(Data records for software interfaces)
───

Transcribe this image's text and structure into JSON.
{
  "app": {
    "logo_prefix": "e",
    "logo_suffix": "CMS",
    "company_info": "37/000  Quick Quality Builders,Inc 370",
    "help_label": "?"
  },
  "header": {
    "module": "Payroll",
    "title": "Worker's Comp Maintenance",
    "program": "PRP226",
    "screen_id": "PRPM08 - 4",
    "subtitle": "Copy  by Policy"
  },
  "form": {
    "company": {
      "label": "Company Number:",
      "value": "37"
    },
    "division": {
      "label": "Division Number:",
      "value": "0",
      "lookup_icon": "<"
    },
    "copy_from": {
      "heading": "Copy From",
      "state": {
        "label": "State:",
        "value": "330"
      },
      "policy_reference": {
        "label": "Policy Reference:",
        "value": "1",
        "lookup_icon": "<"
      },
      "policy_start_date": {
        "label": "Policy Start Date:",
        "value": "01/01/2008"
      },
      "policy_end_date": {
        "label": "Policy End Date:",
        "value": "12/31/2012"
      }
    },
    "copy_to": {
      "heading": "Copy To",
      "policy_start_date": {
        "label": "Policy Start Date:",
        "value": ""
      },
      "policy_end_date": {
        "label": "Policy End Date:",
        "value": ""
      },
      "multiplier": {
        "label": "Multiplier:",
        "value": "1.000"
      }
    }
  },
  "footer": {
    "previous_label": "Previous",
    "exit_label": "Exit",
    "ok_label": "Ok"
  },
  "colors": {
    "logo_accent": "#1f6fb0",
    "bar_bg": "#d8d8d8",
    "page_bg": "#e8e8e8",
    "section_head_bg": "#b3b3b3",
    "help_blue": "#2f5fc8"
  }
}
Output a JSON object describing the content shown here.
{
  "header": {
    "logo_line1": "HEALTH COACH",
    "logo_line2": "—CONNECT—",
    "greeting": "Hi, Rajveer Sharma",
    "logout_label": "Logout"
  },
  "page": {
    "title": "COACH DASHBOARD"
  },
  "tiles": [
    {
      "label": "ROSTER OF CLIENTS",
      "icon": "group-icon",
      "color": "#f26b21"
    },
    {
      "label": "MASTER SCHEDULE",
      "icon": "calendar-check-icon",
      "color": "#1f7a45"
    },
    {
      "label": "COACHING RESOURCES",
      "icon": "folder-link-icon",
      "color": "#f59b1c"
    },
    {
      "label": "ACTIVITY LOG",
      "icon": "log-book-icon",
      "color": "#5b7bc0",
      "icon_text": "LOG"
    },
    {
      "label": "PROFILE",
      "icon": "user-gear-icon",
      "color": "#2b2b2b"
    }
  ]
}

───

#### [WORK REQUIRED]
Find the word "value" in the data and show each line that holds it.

#### [ANSWER TO THE PROBLEM]
      "value": "37"
      "value": "0",
        "value": "330"
        "value": "1",
        "value": "01/01/2008"
        "value": "12/31/2012"
        "value": ""
        "value": ""
        "value": "1.000"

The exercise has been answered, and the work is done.